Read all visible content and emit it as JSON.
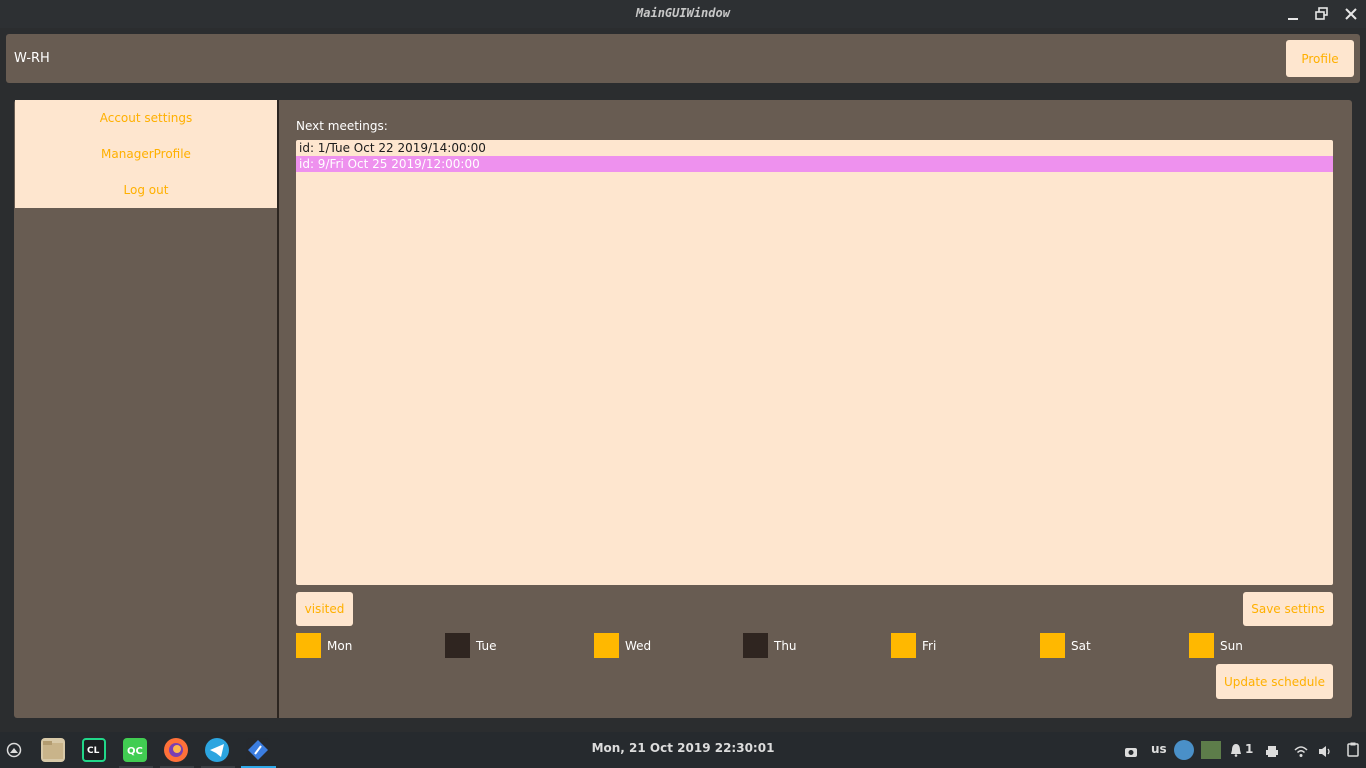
{
  "window": {
    "title": "MainGUIWindow"
  },
  "header": {
    "username": "W-RH",
    "profile_label": "Profile"
  },
  "sidebar": {
    "items": [
      {
        "label": "Accout settings"
      },
      {
        "label": "ManagerProfile"
      },
      {
        "label": "Log out"
      }
    ]
  },
  "meetings": {
    "heading": "Next meetings:",
    "items": [
      {
        "text": "id: 1/Tue Oct 22 2019/14:00:00",
        "selected": false
      },
      {
        "text": "id: 9/Fri Oct 25 2019/12:00:00",
        "selected": true
      }
    ]
  },
  "buttons": {
    "visited": "visited",
    "save": "Save settins",
    "update": "Update schedule"
  },
  "days": [
    {
      "label": "Mon",
      "checked": true
    },
    {
      "label": "Tue",
      "checked": false
    },
    {
      "label": "Wed",
      "checked": true
    },
    {
      "label": "Thu",
      "checked": false
    },
    {
      "label": "Fri",
      "checked": true
    },
    {
      "label": "Sat",
      "checked": true
    },
    {
      "label": "Sun",
      "checked": true
    }
  ],
  "taskbar": {
    "clock": "Mon, 21 Oct 2019 22:30:01",
    "keyboard_layout": "us",
    "notification_count": "1",
    "apps": [
      "files-icon",
      "clion-icon",
      "qt-creator-icon",
      "firefox-icon",
      "telegram-icon",
      "gui-app-icon"
    ]
  },
  "colors": {
    "accent": "#ffb000",
    "panel": "#685c52",
    "light": "#fee6cf",
    "selection": "#ee91ee"
  }
}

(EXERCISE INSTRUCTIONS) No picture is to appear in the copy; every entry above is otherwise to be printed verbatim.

(TASK ANSWER)
Read all visible content and emit it as JSON.
{
  "window": {
    "title": "MainGUIWindow"
  },
  "header": {
    "username": "W-RH",
    "profile_label": "Profile"
  },
  "sidebar": {
    "items": [
      {
        "label": "Accout settings"
      },
      {
        "label": "ManagerProfile"
      },
      {
        "label": "Log out"
      }
    ]
  },
  "meetings": {
    "heading": "Next meetings:",
    "items": [
      {
        "text": "id: 1/Tue Oct 22 2019/14:00:00",
        "selected": false
      },
      {
        "text": "id: 9/Fri Oct 25 2019/12:00:00",
        "selected": true
      }
    ]
  },
  "buttons": {
    "visited": "visited",
    "save": "Save settins",
    "update": "Update schedule"
  },
  "days": [
    {
      "label": "Mon",
      "checked": true
    },
    {
      "label": "Tue",
      "checked": false
    },
    {
      "label": "Wed",
      "checked": true
    },
    {
      "label": "Thu",
      "checked": false
    },
    {
      "label": "Fri",
      "checked": true
    },
    {
      "label": "Sat",
      "checked": true
    },
    {
      "label": "Sun",
      "checked": true
    }
  ],
  "taskbar": {
    "clock": "Mon, 21 Oct 2019 22:30:01",
    "keyboard_layout": "us",
    "notification_count": "1",
    "apps": [
      "files-icon",
      "clion-icon",
      "qt-creator-icon",
      "firefox-icon",
      "telegram-icon",
      "gui-app-icon"
    ]
  },
  "colors": {
    "accent": "#ffb000",
    "panel": "#685c52",
    "light": "#fee6cf",
    "selection": "#ee91ee"
  }
}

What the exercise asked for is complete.